Buckingham added: “regulators in the UK and EU want to amend rules for a range of operations – from manufacturing to consumer protection to transportation. They are keen to support broader visions around the European Green Deal, the new Circular Economy Action Plan, the industrial strategy and other cross-sector initiatives. They also continue to work to find ways to update regulations to keep pace with changing technologies, including protecting against scams and anti-competitive behaviour from online marketplaces.”
Looking ahead further in 2022:
- Automotive - Automated vehicles (AVs) are receiving increased attention, particularly after the Law Commission of England & Wales and the Scottish Law Commission released the report, they have been compiling for the past three years around AV regulation recommendations.
- Food - The UK government continues its focus on food safety, supply chain reliability and ultimately, consumer protection. It is now requiring calorie and portion information on the majority of food sold at most “out of home” sellers including restaurants, buses, markets, and food delivery apps.

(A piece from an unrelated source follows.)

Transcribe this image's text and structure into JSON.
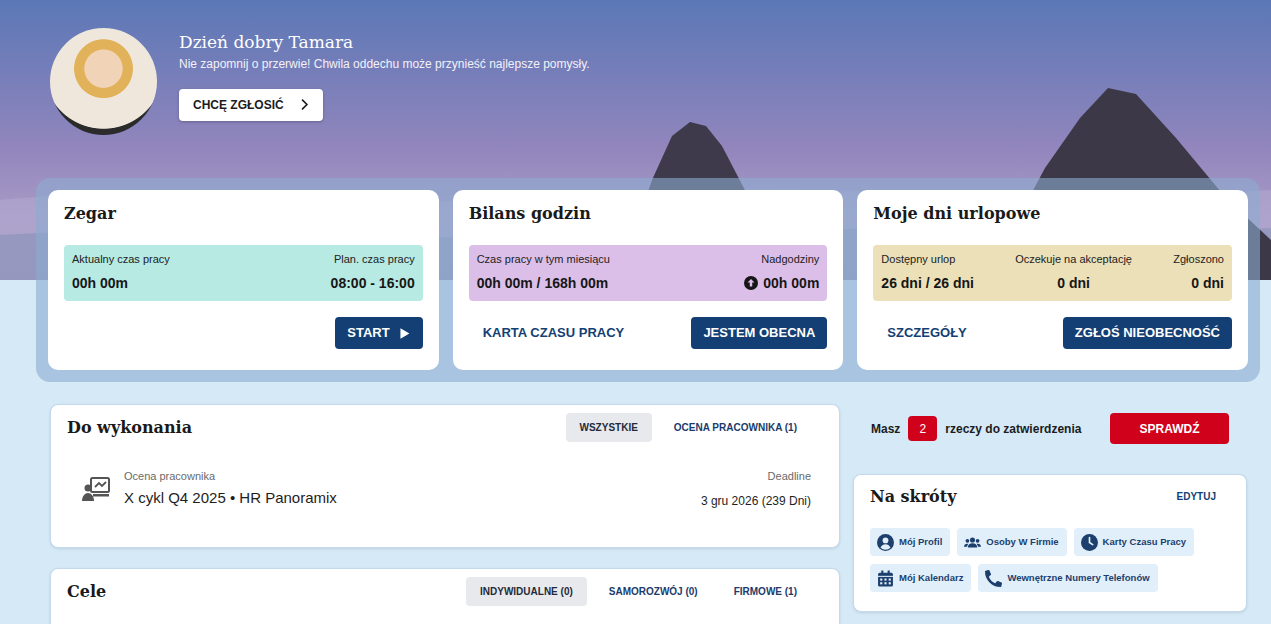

- Pharmaceutical - Regulators in the UK and the EU have increasingly been levying fines against companies that it feels are out of compliance regulations, particularly when their actions result in demonstrably higher drug prices for consumers and for the National Health Service (NHS). The UK is also creating its own processes for defining substances of very high concern (SVHCs) in the post-Brexit era.
- Medical devices - The medical device industry in the EU and the UK is facing a lot of new regulations, with some as a result of Brexit and the need for both jurisdictions to update their rules. Others are related to regulators wanting to be sure that guidelines are up to date with real world situations. However, delays by government authorities to share their findings are causing issues for manufacturers who will need to comply with the revised rules.
- Consumer products – electronics, toys, clothing – The sectors continue to face challenges from changes in the regulatory landscape. The European Commission took several steps in Q1 2022 that will impact safety, not only for electronics but across toys and clothing sectors. In electronics, the Commission also released a final report expressing its concerns about high barriers to entry, a lack of vertically integrated players and issues around data access and interoperability, among other things, in the consumer Internet of Things (IoT) marketplace. In clothing, sustainability remains an important topic as regulatory pressure is mounting for textile companies to drastically reduce their use of water and raw materials, whilst improving reuse and recycling processes and finally provide better working conditions.
Julie Ross, Sedgwick’s international business development director says: “Supply chain delays continues to be an issue alongside a range of other external factors, influencing how businesses operate. Having a recall plan in place helps to mitigate the impact and protect your brand when the worst happens. Working alongside a partner with the relevant expertise who can honour the business’ commitments to customers, supply chain partners, industry groups and regulators can save a significant amount in regulatory and litigation costs.”The recall index report is the industry’s leading research and analysis produced quarterly by Sedgwick’s experts in best practice product recall and remediation solutions. It is an essential reference for manufacturers and retailers seeking impartial and reliable perspective on past, present and future recall data and product safety trends.
For more information on Sedgwick brand protection, visit https://www.sedgwick.com/brandprotection
To download the latest report, visit European product recall index report.